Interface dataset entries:

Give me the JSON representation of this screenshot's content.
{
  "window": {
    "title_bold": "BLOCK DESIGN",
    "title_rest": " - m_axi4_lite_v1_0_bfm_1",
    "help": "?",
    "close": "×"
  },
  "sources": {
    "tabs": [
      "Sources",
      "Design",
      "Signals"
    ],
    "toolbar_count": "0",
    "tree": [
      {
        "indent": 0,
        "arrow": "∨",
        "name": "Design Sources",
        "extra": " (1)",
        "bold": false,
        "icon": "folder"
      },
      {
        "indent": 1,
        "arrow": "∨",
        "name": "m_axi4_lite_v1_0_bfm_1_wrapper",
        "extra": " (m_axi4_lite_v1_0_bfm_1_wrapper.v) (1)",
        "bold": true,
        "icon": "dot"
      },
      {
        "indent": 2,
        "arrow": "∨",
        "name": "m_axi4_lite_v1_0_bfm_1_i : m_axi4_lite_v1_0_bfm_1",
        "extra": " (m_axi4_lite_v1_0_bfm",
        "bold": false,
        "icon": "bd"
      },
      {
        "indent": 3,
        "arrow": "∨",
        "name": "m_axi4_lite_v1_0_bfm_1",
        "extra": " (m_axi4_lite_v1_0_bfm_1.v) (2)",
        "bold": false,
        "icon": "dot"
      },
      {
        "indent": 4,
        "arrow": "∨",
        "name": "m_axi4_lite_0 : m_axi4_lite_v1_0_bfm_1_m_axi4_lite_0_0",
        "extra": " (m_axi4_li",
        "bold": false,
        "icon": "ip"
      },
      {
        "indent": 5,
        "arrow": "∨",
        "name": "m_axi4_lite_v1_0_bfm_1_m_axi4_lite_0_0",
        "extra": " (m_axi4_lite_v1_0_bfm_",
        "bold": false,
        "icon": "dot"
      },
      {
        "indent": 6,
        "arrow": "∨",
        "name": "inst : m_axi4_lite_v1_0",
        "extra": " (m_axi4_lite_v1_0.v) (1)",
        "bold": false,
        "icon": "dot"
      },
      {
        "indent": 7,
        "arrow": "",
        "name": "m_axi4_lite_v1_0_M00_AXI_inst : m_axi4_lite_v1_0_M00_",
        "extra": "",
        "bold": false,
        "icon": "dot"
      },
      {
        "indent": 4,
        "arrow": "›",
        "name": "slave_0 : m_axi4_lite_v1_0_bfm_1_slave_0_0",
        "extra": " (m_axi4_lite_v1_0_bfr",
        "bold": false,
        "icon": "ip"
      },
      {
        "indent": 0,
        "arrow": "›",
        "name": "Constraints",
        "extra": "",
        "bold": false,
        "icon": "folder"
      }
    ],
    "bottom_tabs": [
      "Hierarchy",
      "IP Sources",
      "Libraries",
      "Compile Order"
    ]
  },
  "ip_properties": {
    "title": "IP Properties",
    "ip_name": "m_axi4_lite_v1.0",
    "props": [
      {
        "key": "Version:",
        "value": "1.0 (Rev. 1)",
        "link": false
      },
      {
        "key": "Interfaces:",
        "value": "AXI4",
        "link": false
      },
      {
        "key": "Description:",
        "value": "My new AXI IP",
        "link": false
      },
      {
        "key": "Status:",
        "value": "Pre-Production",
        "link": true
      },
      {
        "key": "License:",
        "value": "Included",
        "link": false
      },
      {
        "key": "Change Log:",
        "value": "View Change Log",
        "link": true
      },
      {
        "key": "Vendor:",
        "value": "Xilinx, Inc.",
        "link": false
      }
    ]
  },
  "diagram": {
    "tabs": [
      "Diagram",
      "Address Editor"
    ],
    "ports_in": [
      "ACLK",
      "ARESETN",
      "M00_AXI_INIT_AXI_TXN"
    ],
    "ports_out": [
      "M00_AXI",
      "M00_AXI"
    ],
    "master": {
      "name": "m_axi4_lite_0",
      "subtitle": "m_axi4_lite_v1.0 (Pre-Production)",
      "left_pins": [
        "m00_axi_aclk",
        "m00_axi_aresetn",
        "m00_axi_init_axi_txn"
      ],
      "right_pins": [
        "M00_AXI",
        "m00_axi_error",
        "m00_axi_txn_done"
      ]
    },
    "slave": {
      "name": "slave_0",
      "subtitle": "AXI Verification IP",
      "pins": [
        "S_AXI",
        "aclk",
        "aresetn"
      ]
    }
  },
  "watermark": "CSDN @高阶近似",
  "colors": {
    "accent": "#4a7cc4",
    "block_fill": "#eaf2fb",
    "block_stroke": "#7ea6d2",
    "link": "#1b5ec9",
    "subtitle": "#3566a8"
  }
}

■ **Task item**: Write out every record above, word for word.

■ **Problem solution**:
Give me the JSON representation of this screenshot's content.
{
  "window": {
    "title_bold": "BLOCK DESIGN",
    "title_rest": " - m_axi4_lite_v1_0_bfm_1",
    "help": "?",
    "close": "×"
  },
  "sources": {
    "tabs": [
      "Sources",
      "Design",
      "Signals"
    ],
    "toolbar_count": "0",
    "tree": [
      {
        "indent": 0,
        "arrow": "∨",
        "name": "Design Sources",
        "extra": " (1)",
        "bold": false,
        "icon": "folder"
      },
      {
        "indent": 1,
        "arrow": "∨",
        "name": "m_axi4_lite_v1_0_bfm_1_wrapper",
        "extra": " (m_axi4_lite_v1_0_bfm_1_wrapper.v) (1)",
        "bold": true,
        "icon": "dot"
      },
      {
        "indent": 2,
        "arrow": "∨",
        "name": "m_axi4_lite_v1_0_bfm_1_i : m_axi4_lite_v1_0_bfm_1",
        "extra": " (m_axi4_lite_v1_0_bfm",
        "bold": false,
        "icon": "bd"
      },
      {
        "indent": 3,
        "arrow": "∨",
        "name": "m_axi4_lite_v1_0_bfm_1",
        "extra": " (m_axi4_lite_v1_0_bfm_1.v) (2)",
        "bold": false,
        "icon": "dot"
      },
      {
        "indent": 4,
        "arrow": "∨",
        "name": "m_axi4_lite_0 : m_axi4_lite_v1_0_bfm_1_m_axi4_lite_0_0",
        "extra": " (m_axi4_li",
        "bold": false,
        "icon": "ip"
      },
      {
        "indent": 5,
        "arrow": "∨",
        "name": "m_axi4_lite_v1_0_bfm_1_m_axi4_lite_0_0",
        "extra": " (m_axi4_lite_v1_0_bfm_",
        "bold": false,
        "icon": "dot"
      },
      {
        "indent": 6,
        "arrow": "∨",
        "name": "inst : m_axi4_lite_v1_0",
        "extra": " (m_axi4_lite_v1_0.v) (1)",
        "bold": false,
        "icon": "dot"
      },
      {
        "indent": 7,
        "arrow": "",
        "name": "m_axi4_lite_v1_0_M00_AXI_inst : m_axi4_lite_v1_0_M00_",
        "extra": "",
        "bold": false,
        "icon": "dot"
      },
      {
        "indent": 4,
        "arrow": "›",
        "name": "slave_0 : m_axi4_lite_v1_0_bfm_1_slave_0_0",
        "extra": " (m_axi4_lite_v1_0_bfr",
        "bold": false,
        "icon": "ip"
      },
      {
        "indent": 0,
        "arrow": "›",
        "name": "Constraints",
        "extra": "",
        "bold": false,
        "icon": "folder"
      }
    ],
    "bottom_tabs": [
      "Hierarchy",
      "IP Sources",
      "Libraries",
      "Compile Order"
    ]
  },
  "ip_properties": {
    "title": "IP Properties",
    "ip_name": "m_axi4_lite_v1.0",
    "props": [
      {
        "key": "Version:",
        "value": "1.0 (Rev. 1)",
        "link": false
      },
      {
        "key": "Interfaces:",
        "value": "AXI4",
        "link": false
      },
      {
        "key": "Description:",
        "value": "My new AXI IP",
        "link": false
      },
      {
        "key": "Status:",
        "value": "Pre-Production",
        "link": true
      },
      {
        "key": "License:",
        "value": "Included",
        "link": false
      },
      {
        "key": "Change Log:",
        "value": "View Change Log",
        "link": true
      },
      {
        "key": "Vendor:",
        "value": "Xilinx, Inc.",
        "link": false
      }
    ]
  },
  "diagram": {
    "tabs": [
      "Diagram",
      "Address Editor"
    ],
    "ports_in": [
      "ACLK",
      "ARESETN",
      "M00_AXI_INIT_AXI_TXN"
    ],
    "ports_out": [
      "M00_AXI",
      "M00_AXI"
    ],
    "master": {
      "name": "m_axi4_lite_0",
      "subtitle": "m_axi4_lite_v1.0 (Pre-Production)",
      "left_pins": [
        "m00_axi_aclk",
        "m00_axi_aresetn",
        "m00_axi_init_axi_txn"
      ],
      "right_pins": [
        "M00_AXI",
        "m00_axi_error",
        "m00_axi_txn_done"
      ]
    },
    "slave": {
      "name": "slave_0",
      "subtitle": "AXI Verification IP",
      "pins": [
        "S_AXI",
        "aclk",
        "aresetn"
      ]
    }
  },
  "watermark": "CSDN @高阶近似",
  "colors": {
    "accent": "#4a7cc4",
    "block_fill": "#eaf2fb",
    "block_stroke": "#7ea6d2",
    "link": "#1b5ec9",
    "subtitle": "#3566a8"
  }
}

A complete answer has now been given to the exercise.